• [Assignment]
Pull every line containing the word "title" from the records.

-- Dataset content follows --

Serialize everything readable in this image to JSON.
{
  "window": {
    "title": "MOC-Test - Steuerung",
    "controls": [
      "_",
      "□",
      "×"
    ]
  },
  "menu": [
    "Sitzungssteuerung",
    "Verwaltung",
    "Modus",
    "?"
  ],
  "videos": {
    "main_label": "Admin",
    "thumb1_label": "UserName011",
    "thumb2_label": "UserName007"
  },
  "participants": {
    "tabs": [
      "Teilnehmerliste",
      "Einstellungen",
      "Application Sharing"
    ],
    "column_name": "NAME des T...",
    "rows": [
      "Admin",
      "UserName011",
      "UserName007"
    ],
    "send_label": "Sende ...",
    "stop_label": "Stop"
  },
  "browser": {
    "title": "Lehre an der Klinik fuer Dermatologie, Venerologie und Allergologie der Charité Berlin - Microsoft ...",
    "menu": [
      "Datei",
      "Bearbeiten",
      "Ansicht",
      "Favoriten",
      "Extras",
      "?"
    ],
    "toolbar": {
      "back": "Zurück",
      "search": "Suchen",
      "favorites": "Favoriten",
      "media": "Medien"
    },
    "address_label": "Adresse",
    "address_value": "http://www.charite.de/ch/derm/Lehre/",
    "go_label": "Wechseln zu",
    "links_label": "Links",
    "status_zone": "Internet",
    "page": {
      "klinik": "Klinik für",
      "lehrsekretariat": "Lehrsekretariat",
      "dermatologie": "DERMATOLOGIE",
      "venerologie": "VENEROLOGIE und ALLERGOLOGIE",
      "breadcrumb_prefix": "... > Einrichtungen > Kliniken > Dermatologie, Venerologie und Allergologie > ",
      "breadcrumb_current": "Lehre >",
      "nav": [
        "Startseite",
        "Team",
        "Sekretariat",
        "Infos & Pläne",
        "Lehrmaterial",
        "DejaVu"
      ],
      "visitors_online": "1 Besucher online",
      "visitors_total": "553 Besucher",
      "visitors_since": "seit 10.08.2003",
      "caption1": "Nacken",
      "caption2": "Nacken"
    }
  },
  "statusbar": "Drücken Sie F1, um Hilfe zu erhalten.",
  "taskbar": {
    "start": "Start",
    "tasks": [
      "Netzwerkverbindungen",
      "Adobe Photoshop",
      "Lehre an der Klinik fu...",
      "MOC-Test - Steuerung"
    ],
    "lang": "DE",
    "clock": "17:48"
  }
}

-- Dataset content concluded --

• [Reply to the task]
    "title": "MOC-Test - Steuerung",
    "title": "Lehre an der Klinik fuer Dermatologie, Venerologie und Allergologie der Charité Berlin - Microsoft ...",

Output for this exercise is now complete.